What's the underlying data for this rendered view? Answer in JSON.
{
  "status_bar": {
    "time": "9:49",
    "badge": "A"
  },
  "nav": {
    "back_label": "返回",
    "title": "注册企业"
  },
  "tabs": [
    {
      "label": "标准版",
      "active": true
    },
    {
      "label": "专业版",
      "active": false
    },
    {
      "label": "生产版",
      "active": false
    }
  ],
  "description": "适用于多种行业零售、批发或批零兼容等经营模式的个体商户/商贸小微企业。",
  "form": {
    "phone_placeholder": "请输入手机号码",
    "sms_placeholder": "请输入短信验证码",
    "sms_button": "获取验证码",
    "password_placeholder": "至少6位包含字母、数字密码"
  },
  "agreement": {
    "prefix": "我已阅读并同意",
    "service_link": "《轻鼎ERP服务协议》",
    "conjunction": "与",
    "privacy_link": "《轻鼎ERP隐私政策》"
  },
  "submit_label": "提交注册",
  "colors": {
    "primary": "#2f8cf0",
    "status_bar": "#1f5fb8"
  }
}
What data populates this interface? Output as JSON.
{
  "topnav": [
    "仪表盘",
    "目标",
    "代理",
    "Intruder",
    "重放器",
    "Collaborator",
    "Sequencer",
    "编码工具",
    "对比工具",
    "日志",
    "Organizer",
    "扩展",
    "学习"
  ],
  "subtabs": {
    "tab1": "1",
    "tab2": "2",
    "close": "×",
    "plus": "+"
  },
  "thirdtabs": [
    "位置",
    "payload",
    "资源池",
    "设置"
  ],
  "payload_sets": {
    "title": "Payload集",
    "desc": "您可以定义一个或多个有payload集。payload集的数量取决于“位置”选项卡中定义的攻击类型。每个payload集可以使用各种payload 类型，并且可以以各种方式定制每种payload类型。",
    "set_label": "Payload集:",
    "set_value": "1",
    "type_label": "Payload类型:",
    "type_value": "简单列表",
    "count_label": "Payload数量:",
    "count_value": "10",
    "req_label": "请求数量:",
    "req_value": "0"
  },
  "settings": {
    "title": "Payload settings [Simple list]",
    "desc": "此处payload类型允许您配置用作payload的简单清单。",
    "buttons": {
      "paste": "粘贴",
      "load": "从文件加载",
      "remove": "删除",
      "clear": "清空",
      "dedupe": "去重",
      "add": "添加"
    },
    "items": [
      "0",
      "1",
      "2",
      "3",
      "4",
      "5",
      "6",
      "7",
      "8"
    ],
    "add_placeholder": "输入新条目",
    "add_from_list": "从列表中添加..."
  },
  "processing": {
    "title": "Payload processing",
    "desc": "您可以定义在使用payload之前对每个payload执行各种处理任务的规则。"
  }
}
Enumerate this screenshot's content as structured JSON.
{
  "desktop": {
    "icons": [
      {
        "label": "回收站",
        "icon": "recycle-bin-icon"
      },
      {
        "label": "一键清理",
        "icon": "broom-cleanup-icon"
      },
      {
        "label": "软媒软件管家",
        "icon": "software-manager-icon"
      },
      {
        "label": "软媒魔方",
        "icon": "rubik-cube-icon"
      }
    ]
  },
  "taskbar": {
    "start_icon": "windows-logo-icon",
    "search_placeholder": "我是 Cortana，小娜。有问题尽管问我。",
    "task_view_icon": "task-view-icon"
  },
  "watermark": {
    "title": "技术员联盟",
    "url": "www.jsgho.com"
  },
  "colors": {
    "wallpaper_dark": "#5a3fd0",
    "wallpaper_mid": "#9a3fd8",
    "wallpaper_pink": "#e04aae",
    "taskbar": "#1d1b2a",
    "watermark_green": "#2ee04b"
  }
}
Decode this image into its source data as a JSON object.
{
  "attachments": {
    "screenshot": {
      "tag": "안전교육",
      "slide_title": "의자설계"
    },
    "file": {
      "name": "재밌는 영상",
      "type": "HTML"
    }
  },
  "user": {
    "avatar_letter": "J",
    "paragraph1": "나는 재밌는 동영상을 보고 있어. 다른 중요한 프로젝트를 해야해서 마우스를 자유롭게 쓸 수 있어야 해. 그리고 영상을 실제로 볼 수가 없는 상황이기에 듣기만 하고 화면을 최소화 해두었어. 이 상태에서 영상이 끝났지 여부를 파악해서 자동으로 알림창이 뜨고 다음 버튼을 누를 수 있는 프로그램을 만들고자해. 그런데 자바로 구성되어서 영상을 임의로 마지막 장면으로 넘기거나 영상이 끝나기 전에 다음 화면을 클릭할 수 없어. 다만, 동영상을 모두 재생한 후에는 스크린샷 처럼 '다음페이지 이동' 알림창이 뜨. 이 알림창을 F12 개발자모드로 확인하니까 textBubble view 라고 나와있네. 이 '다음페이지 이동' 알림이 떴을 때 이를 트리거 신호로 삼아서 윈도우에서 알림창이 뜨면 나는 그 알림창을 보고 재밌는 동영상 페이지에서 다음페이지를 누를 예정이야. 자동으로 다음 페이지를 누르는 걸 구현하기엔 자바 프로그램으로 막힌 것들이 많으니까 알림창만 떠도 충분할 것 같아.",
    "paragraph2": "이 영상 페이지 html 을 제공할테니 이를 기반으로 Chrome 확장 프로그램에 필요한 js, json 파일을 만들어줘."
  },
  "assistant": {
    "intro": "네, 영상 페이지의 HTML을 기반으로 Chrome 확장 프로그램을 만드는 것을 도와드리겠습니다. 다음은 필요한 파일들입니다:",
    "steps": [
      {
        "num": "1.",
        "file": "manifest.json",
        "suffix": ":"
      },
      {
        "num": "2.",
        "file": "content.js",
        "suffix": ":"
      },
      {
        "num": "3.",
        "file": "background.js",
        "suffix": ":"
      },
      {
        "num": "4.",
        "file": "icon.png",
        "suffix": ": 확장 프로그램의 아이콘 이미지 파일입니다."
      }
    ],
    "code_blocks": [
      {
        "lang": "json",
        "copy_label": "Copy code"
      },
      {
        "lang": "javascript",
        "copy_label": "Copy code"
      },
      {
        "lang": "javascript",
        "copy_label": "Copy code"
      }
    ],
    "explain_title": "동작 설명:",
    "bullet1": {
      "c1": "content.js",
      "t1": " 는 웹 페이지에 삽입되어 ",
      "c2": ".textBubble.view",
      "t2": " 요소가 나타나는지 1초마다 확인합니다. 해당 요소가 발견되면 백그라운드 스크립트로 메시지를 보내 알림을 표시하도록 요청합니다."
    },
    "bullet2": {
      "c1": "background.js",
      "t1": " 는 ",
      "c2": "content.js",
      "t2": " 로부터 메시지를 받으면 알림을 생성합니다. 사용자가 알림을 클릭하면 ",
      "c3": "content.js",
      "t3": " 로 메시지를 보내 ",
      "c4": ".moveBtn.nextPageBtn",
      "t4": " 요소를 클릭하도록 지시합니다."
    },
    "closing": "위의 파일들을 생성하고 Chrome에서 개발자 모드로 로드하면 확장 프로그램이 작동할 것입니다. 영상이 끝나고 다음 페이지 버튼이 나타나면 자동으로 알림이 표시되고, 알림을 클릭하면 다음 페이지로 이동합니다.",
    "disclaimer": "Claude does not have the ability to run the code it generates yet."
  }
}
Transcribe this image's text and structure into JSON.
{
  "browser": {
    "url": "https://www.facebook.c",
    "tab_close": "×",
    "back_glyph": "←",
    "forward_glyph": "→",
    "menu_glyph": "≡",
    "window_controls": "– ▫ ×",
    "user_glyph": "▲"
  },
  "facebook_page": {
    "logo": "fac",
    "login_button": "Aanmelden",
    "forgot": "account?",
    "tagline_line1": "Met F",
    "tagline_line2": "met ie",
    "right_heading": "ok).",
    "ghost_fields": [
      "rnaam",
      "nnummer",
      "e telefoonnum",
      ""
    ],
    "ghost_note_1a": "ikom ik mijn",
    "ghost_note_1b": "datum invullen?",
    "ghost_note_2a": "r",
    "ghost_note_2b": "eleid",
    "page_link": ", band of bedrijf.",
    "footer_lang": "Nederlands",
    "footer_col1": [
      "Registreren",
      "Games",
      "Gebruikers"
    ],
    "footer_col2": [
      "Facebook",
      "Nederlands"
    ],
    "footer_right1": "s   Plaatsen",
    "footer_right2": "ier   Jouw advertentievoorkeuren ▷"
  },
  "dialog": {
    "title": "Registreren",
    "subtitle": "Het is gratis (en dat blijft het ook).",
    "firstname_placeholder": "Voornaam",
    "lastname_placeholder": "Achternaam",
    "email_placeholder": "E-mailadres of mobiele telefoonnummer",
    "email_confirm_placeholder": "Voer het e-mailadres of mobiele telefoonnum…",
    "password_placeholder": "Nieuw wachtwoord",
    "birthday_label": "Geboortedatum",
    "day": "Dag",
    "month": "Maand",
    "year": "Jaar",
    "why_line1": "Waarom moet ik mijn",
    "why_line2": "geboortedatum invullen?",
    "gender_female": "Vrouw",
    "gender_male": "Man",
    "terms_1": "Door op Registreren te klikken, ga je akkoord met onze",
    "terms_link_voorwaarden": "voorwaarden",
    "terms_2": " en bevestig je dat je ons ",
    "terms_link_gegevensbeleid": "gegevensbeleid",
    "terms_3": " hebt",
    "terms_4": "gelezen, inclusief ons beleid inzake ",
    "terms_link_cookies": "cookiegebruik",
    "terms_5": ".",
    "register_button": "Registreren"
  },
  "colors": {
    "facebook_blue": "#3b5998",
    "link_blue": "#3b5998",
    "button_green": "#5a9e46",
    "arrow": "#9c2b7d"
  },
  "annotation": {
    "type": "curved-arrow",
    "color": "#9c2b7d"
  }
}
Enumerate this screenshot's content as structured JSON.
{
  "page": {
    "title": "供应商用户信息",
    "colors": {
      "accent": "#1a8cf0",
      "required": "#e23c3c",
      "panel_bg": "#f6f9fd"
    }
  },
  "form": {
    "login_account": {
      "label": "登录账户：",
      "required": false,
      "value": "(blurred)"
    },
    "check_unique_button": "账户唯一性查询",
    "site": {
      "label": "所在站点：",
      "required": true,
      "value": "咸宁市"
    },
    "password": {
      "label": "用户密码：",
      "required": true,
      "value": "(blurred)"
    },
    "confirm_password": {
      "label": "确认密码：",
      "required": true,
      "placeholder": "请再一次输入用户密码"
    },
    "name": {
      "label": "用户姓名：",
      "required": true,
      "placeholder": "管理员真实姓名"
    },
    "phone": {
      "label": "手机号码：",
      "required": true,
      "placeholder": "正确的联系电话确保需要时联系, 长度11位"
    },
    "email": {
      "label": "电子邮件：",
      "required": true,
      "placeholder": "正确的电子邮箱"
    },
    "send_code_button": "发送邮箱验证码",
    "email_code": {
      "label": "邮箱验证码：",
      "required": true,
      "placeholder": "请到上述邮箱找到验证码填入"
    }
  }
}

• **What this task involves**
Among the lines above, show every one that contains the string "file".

• **Output for this exercise**
    "file": {
        "file": "manifest.json",
        "file": "content.js",
        "file": "background.js",
        "file": "icon.png",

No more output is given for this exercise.